▶ _Your instructions_:
Collect every line of the records below that contains the word "Elemente".

▶ _Dataset content_:
==================================================

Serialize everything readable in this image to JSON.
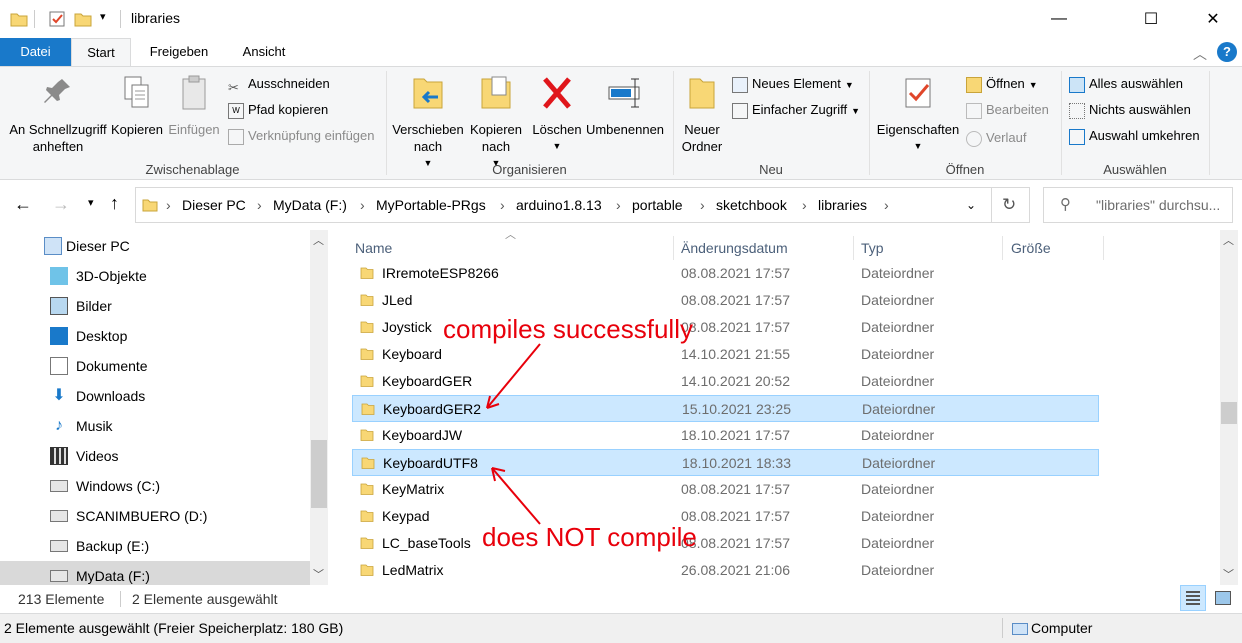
{
  "window": {
    "title": "libraries",
    "minimize": "—",
    "maximize": "☐",
    "close": "✕"
  },
  "tabs": [
    "Datei",
    "Start",
    "Freigeben",
    "Ansicht"
  ],
  "ribbon": {
    "clipboard": {
      "label": "Zwischenablage",
      "pin": "An Schnellzugriff anheften",
      "copy": "Kopieren",
      "paste": "Einfügen",
      "cut": "Ausschneiden",
      "copy_path": "Pfad kopieren",
      "paste_shortcut": "Verknüpfung einfügen"
    },
    "organize": {
      "label": "Organisieren",
      "move_to": "Verschieben nach",
      "copy_to": "Kopieren nach",
      "delete": "Löschen",
      "rename": "Umbenennen"
    },
    "new": {
      "label": "Neu",
      "new_folder": "Neuer Ordner",
      "new_item": "Neues Element",
      "easy_access": "Einfacher Zugriff"
    },
    "open": {
      "label": "Öffnen",
      "properties": "Eigenschaften",
      "open": "Öffnen",
      "edit": "Bearbeiten",
      "history": "Verlauf"
    },
    "select": {
      "label": "Auswählen",
      "select_all": "Alles auswählen",
      "select_none": "Nichts auswählen",
      "invert": "Auswahl umkehren"
    }
  },
  "address": {
    "crumbs": [
      "Dieser PC",
      "MyData (F:)",
      "MyPortable-PRgs",
      "arduino1.8.13",
      "portable",
      "sketchbook",
      "libraries"
    ],
    "search_placeholder": "\"libraries\" durchsu..."
  },
  "nav": [
    {
      "label": "Dieser PC",
      "icon": "computer-icon"
    },
    {
      "label": "3D-Objekte",
      "icon": "3d-objects-icon"
    },
    {
      "label": "Bilder",
      "icon": "pictures-icon"
    },
    {
      "label": "Desktop",
      "icon": "desktop-icon"
    },
    {
      "label": "Dokumente",
      "icon": "documents-icon"
    },
    {
      "label": "Downloads",
      "icon": "downloads-icon"
    },
    {
      "label": "Musik",
      "icon": "music-icon"
    },
    {
      "label": "Videos",
      "icon": "videos-icon"
    },
    {
      "label": "Windows (C:)",
      "icon": "drive-icon"
    },
    {
      "label": "SCANIMBUERO (D:)",
      "icon": "drive-icon"
    },
    {
      "label": "Backup (E:)",
      "icon": "drive-icon"
    },
    {
      "label": "MyData (F:)",
      "icon": "drive-icon"
    }
  ],
  "columns": [
    "Name",
    "Änderungsdatum",
    "Typ",
    "Größe"
  ],
  "files": [
    {
      "name": "IRremoteESP8266",
      "date": "08.08.2021 17:57",
      "type": "Dateiordner",
      "selected": false
    },
    {
      "name": "JLed",
      "date": "08.08.2021 17:57",
      "type": "Dateiordner",
      "selected": false
    },
    {
      "name": "Joystick",
      "date": "08.08.2021 17:57",
      "type": "Dateiordner",
      "selected": false
    },
    {
      "name": "Keyboard",
      "date": "14.10.2021 21:55",
      "type": "Dateiordner",
      "selected": false
    },
    {
      "name": "KeyboardGER",
      "date": "14.10.2021 20:52",
      "type": "Dateiordner",
      "selected": false
    },
    {
      "name": "KeyboardGER2",
      "date": "15.10.2021 23:25",
      "type": "Dateiordner",
      "selected": true
    },
    {
      "name": "KeyboardJW",
      "date": "18.10.2021 17:57",
      "type": "Dateiordner",
      "selected": false
    },
    {
      "name": "KeyboardUTF8",
      "date": "18.10.2021 18:33",
      "type": "Dateiordner",
      "selected": true
    },
    {
      "name": "KeyMatrix",
      "date": "08.08.2021 17:57",
      "type": "Dateiordner",
      "selected": false
    },
    {
      "name": "Keypad",
      "date": "08.08.2021 17:57",
      "type": "Dateiordner",
      "selected": false
    },
    {
      "name": "LC_baseTools",
      "date": "08.08.2021 17:57",
      "type": "Dateiordner",
      "selected": false
    },
    {
      "name": "LedMatrix",
      "date": "26.08.2021 21:06",
      "type": "Dateiordner",
      "selected": false
    }
  ],
  "status": {
    "count": "213 Elemente",
    "selected": "2 Elemente ausgewählt",
    "bottom_left": "2 Elemente ausgewählt (Freier Speicherplatz: 180 GB)",
    "bottom_right": "Computer"
  },
  "annotations": {
    "top": "compiles successfully",
    "bottom": "does NOT compile",
    "color": "#e8000b"
  },
  "colors": {
    "accent": "#1979ca",
    "selection": "#cce8ff",
    "folder": "#f8d775"
  }
}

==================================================

▶ _Result of this task_:
    "count": "213 Elemente",
    "selected": "2 Elemente ausgewählt",
    "bottom_left": "2 Elemente ausgewählt (Freier Speicherplatz: 180 GB)",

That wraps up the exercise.